Τ Η Ε
APRIL 1, 1799.
[No. 3. of Vol. VII.
ORIGINAL COMMUNICATIONS. To the Editor of the Monthly Magazine. rary expedient, and not a part of usual SIR, practice: but he certainly approved of
cone to which the attention of the public victs, and during their whole term. has lately been much excited, has occa was likewise rigorous in his intentions of fioned a tre , uent reference to the plans of preventing all prisons from being in any the late Mr. Howard, and that in terms respect places of idle resort or amufenot always the most respectful, I think ment; and therefore not only forbid visits it in some measure incumbent on me, as from friends, except at stated times; but the friend and biographer of that excellent absolutely excluded fpirituous and ferman, to make some statement of his realmented liquors of every kind. (See his opinions and roposals with ard to “ Draught of a Bill for the better Regula. that part of police, that they may not tion of Gaols, &c.'') As no one could be be confounded with those of other perfons. more attentive, not only to the health, As long ago, indeed, as the time of my but to the comfort of his fellow-creatures, writing his life, I was aware that falle even though unhappily the objects of punotions prevailed concerning his ideas of nishment, he was an advocate for every infolitary confinement, which, in some places, dulgence with respect to clothing, bedding, had been adopted, in lupposed confor- fire, light, &c. that could reasonably he demity with his recommendation, to a de- fired; yet his strong conviction of the begree much beyond his intentions; and I nefits of fresh air caused him to propose ventured to bring forward fume considera- that plan of building with unglazed wintions on this subject, founded on a note dows or apertures, which, in this climate, of his own. (See - View of the Character, during certain reasons, may, perhaps, be &c. of J. Howard," p. 170.). His own found incompatible with a proper degree " Remarks on Penitentiary houses," in the of warmth and dryness. I am, however, second volume of his work, are, how- convinced, that the experience of any ever, fufficient, if properly attended to, material sufferings consequent upon this to prevent any misconception of his views. plan would have induced him to alter it. From these it clearly appears, that the With respect to food, though it was part reformation of those committed to such of his design to subjugate the ferocity of places of continement was his main ob- the mind by bodily regimen, and thereject; he therefore supposes them to be of fore he was an advocate for what may that class of offenders who, by ignorance, comparatively called low diet, as chiefly idleness, and vicious habits of all kinds, consisting of vegetable articles ; yet the have been led to violate the peace and allowance he proposed was very far from good order of society. To make a Peni. being scanty in quantity, or meagre in tentiary House a place for safe cuftody quality. As a proof of this, I fall previously to trial could never have ens exactly copy the dietary contained in the tered into his mind; nor do I suppose schedule annexed to his “ Draught of a he liad an idea of rendering it the abode Bill." of political criminals, who, however se Good wheaten bread, a pound and a rious might be their delinquency in a half daily, i. e. half a pound at breakfast, public view, night have none of those and a poiind at dinner. immoral habits which it was his purpose BREAKFAST. Every day, a quarter to correct. As to the regulations of these of a pint of wheaten or barley meal, oathouses, he has explicitly faid, that con- meal, or rice, made into Soup.,
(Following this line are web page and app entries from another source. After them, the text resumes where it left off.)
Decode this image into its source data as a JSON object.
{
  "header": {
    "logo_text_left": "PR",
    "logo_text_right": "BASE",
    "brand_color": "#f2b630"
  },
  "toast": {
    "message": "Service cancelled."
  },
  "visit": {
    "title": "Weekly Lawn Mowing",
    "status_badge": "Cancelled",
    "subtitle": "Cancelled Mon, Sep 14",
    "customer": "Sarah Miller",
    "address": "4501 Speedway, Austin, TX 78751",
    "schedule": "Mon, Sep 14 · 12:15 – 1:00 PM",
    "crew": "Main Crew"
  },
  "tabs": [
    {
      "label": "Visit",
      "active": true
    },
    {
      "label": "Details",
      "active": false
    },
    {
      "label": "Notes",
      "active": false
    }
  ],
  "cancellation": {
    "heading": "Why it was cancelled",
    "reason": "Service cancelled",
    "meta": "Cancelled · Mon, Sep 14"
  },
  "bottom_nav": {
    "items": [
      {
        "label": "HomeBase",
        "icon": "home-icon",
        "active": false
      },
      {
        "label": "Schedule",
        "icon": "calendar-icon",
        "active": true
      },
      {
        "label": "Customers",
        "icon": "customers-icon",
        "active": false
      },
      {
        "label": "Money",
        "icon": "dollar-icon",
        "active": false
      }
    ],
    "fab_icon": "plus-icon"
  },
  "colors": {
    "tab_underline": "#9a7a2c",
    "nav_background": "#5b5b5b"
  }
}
finement to solitary cells during the day DINNER. Sunday and Thursday, a ..was only intended to break the spirits of pound of beef, mutton, or pork, without
the audacious and profiigate, who could be bone. tamed by no other means ; and therefore Monday and Friday, a pint of peace that it was to be considered as a tempo- boiled in the broth of the preceding day. MONTHLY MAG, NO. XLIII.